International Archives of the Photogrammetry, Remote Sensing and Spatial Information Sciences - ISPRS Archives | Year: 2016

There are many methods to express topographical features of ground surface. In which, contour map has been the traditional method and along with development of digital data, surface model such as shaded relief map has been using for ground surface expression. Recently, data acquisition has been developed very much quick, demanding more advanced visualization method to express ground surface so as to effectively use the high quality data. In this study, the authors using the Red Relief Image Map (RRIM, Chiba et al., 2008) to express ground surface visualization for a variety of map scales. The authors used 30 m mesh data of SRTM to show the topographical features of western Mongolian and micro-topographical features of ground surface in tectonically active regions of Japan. The results show that, compared to traditional and other similar methods, the RRIM can express ground surface more precisely and 3-dimensionally, suggested its advanced usage for many fields of topographical visualization.


Oda K.,Asia Air Survey Co.
International Archives of the Photogrammetry, Remote Sensing and Spatial Information Sciences - ISPRS Archives | Year: 2014

Five-point algorithm is a powerful tool for relative orientation, because it requires no initial assumption of camera position. This algorithm determines an essential matrix from five point correspondences between two calibrated cameras, but results multiple solutions and some selecting process is required. This paper proposes Quasi-Five-Point Algorithm which is non-linear solver with seed solution of 8 point algorithm. The method tries to calculate the appropriate essential matrix without selecting process among multiple solutions. It is one of non-linear approach, but tries to find an appropriate seed before non-linear calculation. Using correspondences of 3 or more additional points, seed values of the solution is calculated. In this paper relationship between traditional parametric relative orientation and essential matrix is discussed, and after that quasi-five-point algorithm is introduced.

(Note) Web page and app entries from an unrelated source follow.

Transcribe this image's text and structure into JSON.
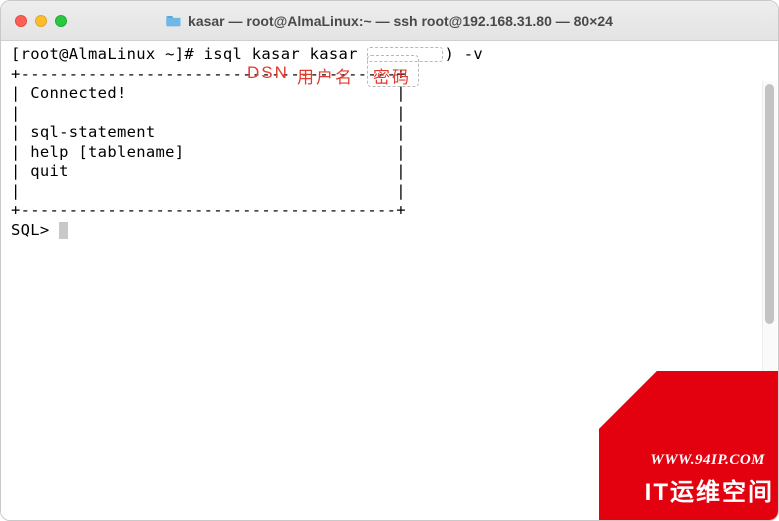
{
  "window": {
    "title": "kasar — root@AlmaLinux:~ — ssh root@192.168.31.80 — 80×24"
  },
  "terminal": {
    "prompt_line": "[root@AlmaLinux ~]# isql kasar kasar ",
    "prompt_tail": ") -v",
    "box_top": "+---------------------------------------+",
    "line_connected": "| Connected!                            |",
    "line_blank": "|                                       |",
    "line_sql": "| sql-statement                         |",
    "line_help": "| help [tablename]                      |",
    "line_quit": "| quit                                  |",
    "box_bot": "+---------------------------------------+",
    "sql_prompt": "SQL> "
  },
  "annotations": {
    "dsn": "DSN",
    "user": "用户名",
    "pass": "密码"
  },
  "watermark": {
    "url": "WWW.94IP.COM",
    "cn": "IT运维空间"
  }
}
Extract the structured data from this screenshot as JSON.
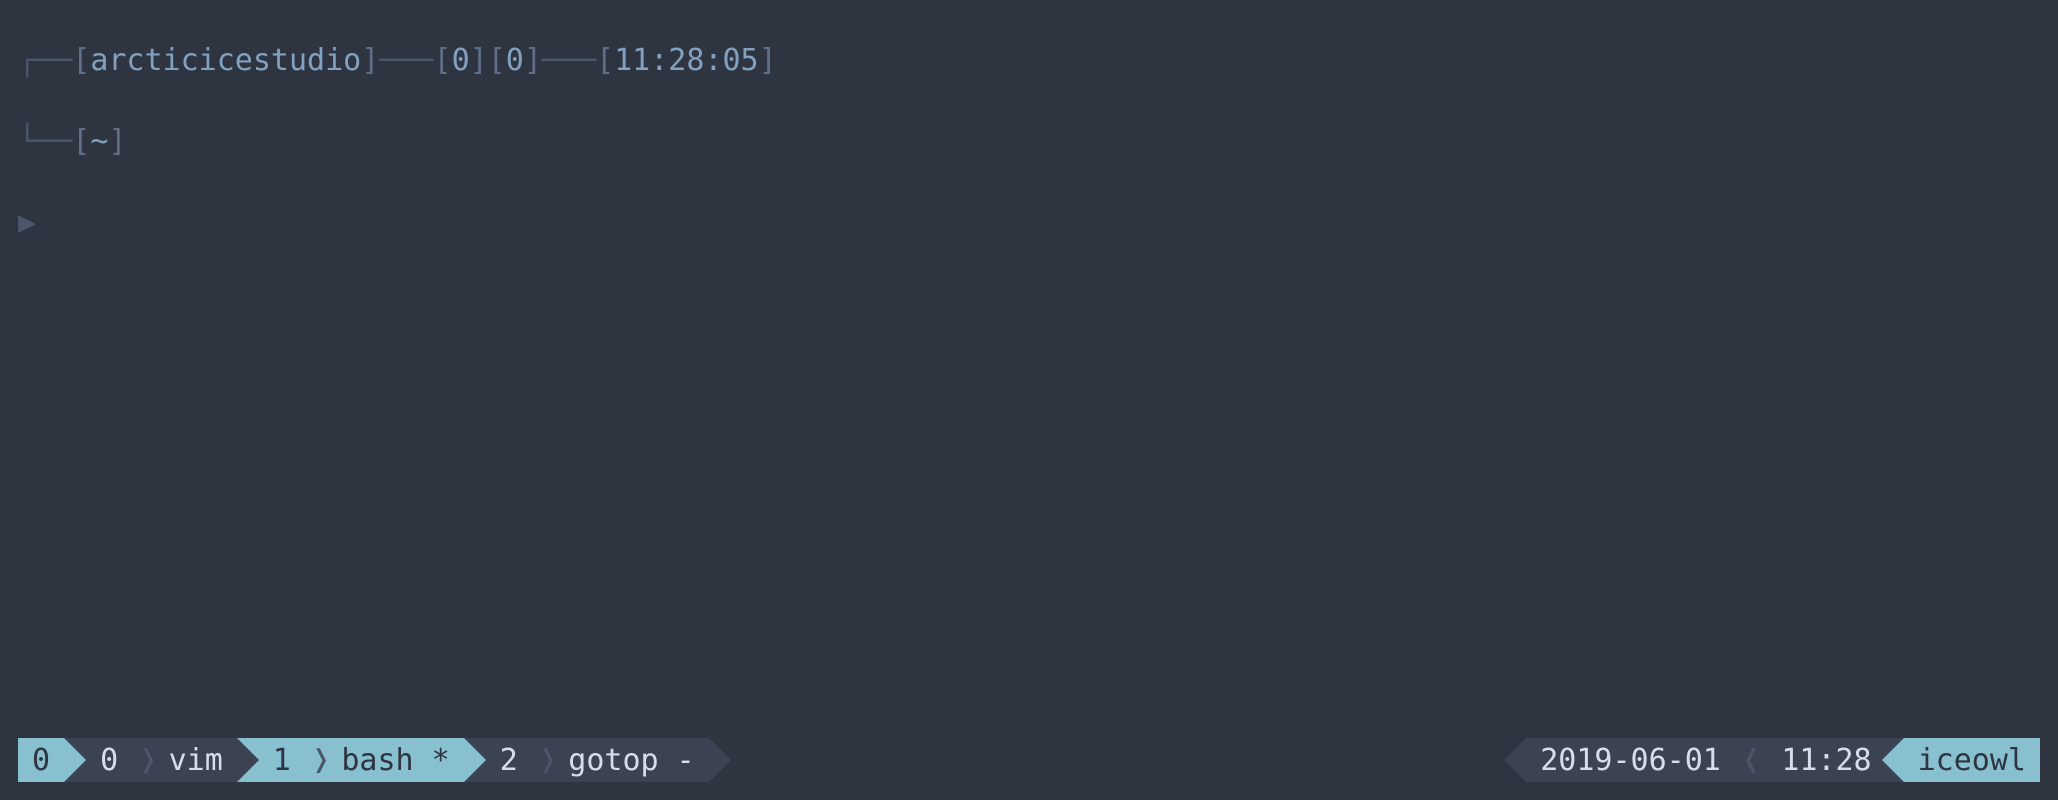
{
  "prompt": {
    "top_left_corner": "┌──",
    "bracket_open": "[",
    "bracket_close": "]",
    "user": "arcticicestudio",
    "connector1": "───",
    "status1": "0",
    "status2": "0",
    "connector2": "───",
    "time": "11:28:05",
    "bottom_left_corner": "└──",
    "cwd": "~",
    "caret": "▶"
  },
  "statusbar": {
    "left": {
      "session": "0",
      "windows": [
        {
          "index": "0",
          "name": "vim",
          "flag": ""
        },
        {
          "index": "1",
          "name": "bash",
          "flag": "*"
        },
        {
          "index": "2",
          "name": "gotop",
          "flag": "-"
        }
      ]
    },
    "right": {
      "date": "2019-06-01",
      "time": "11:28",
      "host": "iceowl"
    }
  }
}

The computer main body includes a mesh size matching unit, a shading map generator, a red three-dimensional image generator, a raster image reader, a gradient reader, a floating-sinking degree reader, a first HSV converter, a mesh designator, a shading data reader, a second HSV converter, a hue reader, a first synthesis unit, a second synthesis unit, a third synthesis unit, an image output unit, a register, a color adjuster and the like, and causes the raster image RSGi having an elevation value to be viewed three-dimensionally.


A vector field, including its local three-dimensional attribute, is substantially visualized on a two-dimensional field of view in an intuitionally visible way. The vector field is mapped onto a three-dimensional coordinate space to produce corresponding coordinate point sequences, the degree of elevation in a local area of a plane in which the coordinate point sequences are connected is determined, the degree of depression in the local area is determined, the degree of elevation/depression in the local area is determined by weight-combining the degree of elevation and the degree of depression, the coordinate space is mapped onto a two-dimensional plane and gray-scale display corresponding to the degree of elevation/depression is conducted on the area of the two-dimensional plane corresponding to the local area.

Loading Asia Air Survey Co. collaborators
Loading Asia Air Survey Co. collaborators